[Data records for software interfaces]
---+---
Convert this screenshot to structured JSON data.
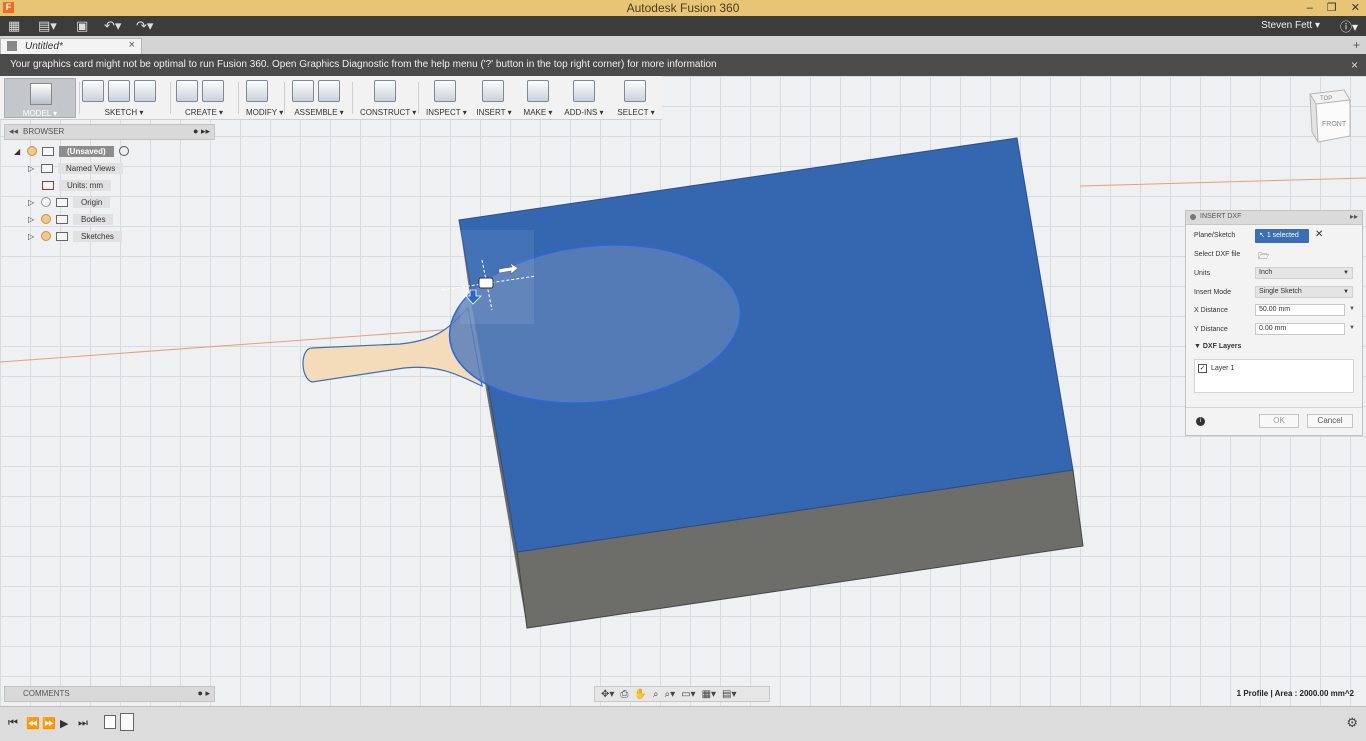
{
  "window": {
    "title": "Autodesk Fusion 360",
    "app_letter": "F"
  },
  "qa": {
    "user": "Steven Fett ▾",
    "help": "?"
  },
  "tab": {
    "label": "Untitled*",
    "close": "×",
    "add": "+"
  },
  "warning": {
    "text": "Your graphics card might not be optimal to run Fusion 360. Open Graphics Diagnostic from the help menu ('?' button in the top right corner) for more information",
    "close": "×"
  },
  "toolbar": {
    "model": "MODEL ▾",
    "sketch": "SKETCH ▾",
    "create": "CREATE ▾",
    "modify": "MODIFY ▾",
    "assemble": "ASSEMBLE ▾",
    "construct": "CONSTRUCT ▾",
    "inspect": "INSPECT ▾",
    "insert": "INSERT ▾",
    "make": "MAKE ▾",
    "addins": "ADD-INS ▾",
    "select": "SELECT ▾"
  },
  "browser": {
    "title": "BROWSER",
    "root": "(Unsaved)",
    "items": [
      {
        "label": "Named Views"
      },
      {
        "label": "Units: mm"
      },
      {
        "label": "Origin"
      },
      {
        "label": "Bodies"
      },
      {
        "label": "Sketches"
      }
    ]
  },
  "viewcube": {
    "top": "TOP",
    "front": "FRONT"
  },
  "comments": {
    "title": "COMMENTS"
  },
  "status": {
    "text": "1 Profile | Area : 2000.00 mm^2"
  },
  "dxf": {
    "title": "INSERT DXF",
    "plane_label": "Plane/Sketch",
    "plane_value": "1 selected",
    "file_label": "Select DXF file",
    "units_label": "Units",
    "units_value": "Inch",
    "mode_label": "Insert Mode",
    "mode_value": "Single Sketch",
    "x_label": "X Distance",
    "x_value": "50.00 mm",
    "y_label": "Y Distance",
    "y_value": "0.00 mm",
    "layers_label": "DXF Layers",
    "layer_1": "Layer 1",
    "ok": "OK",
    "cancel": "Cancel"
  },
  "colors": {
    "face_blue": "#3566b0",
    "side_gray": "#6d6d6a",
    "handle_fill": "#f4dcba",
    "title_bar": "#e8c576"
  }
}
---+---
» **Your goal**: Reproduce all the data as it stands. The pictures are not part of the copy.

» **Written response**:
Convert this screenshot to structured JSON data.
{
  "window": {
    "title": "Autodesk Fusion 360",
    "app_letter": "F"
  },
  "qa": {
    "user": "Steven Fett ▾",
    "help": "?"
  },
  "tab": {
    "label": "Untitled*",
    "close": "×",
    "add": "+"
  },
  "warning": {
    "text": "Your graphics card might not be optimal to run Fusion 360. Open Graphics Diagnostic from the help menu ('?' button in the top right corner) for more information",
    "close": "×"
  },
  "toolbar": {
    "model": "MODEL ▾",
    "sketch": "SKETCH ▾",
    "create": "CREATE ▾",
    "modify": "MODIFY ▾",
    "assemble": "ASSEMBLE ▾",
    "construct": "CONSTRUCT ▾",
    "inspect": "INSPECT ▾",
    "insert": "INSERT ▾",
    "make": "MAKE ▾",
    "addins": "ADD-INS ▾",
    "select": "SELECT ▾"
  },
  "browser": {
    "title": "BROWSER",
    "root": "(Unsaved)",
    "items": [
      {
        "label": "Named Views"
      },
      {
        "label": "Units: mm"
      },
      {
        "label": "Origin"
      },
      {
        "label": "Bodies"
      },
      {
        "label": "Sketches"
      }
    ]
  },
  "viewcube": {
    "top": "TOP",
    "front": "FRONT"
  },
  "comments": {
    "title": "COMMENTS"
  },
  "status": {
    "text": "1 Profile | Area : 2000.00 mm^2"
  },
  "dxf": {
    "title": "INSERT DXF",
    "plane_label": "Plane/Sketch",
    "plane_value": "1 selected",
    "file_label": "Select DXF file",
    "units_label": "Units",
    "units_value": "Inch",
    "mode_label": "Insert Mode",
    "mode_value": "Single Sketch",
    "x_label": "X Distance",
    "x_value": "50.00 mm",
    "y_label": "Y Distance",
    "y_value": "0.00 mm",
    "layers_label": "DXF Layers",
    "layer_1": "Layer 1",
    "ok": "OK",
    "cancel": "Cancel"
  },
  "colors": {
    "face_blue": "#3566b0",
    "side_gray": "#6d6d6a",
    "handle_fill": "#f4dcba",
    "title_bar": "#e8c576"
  }
}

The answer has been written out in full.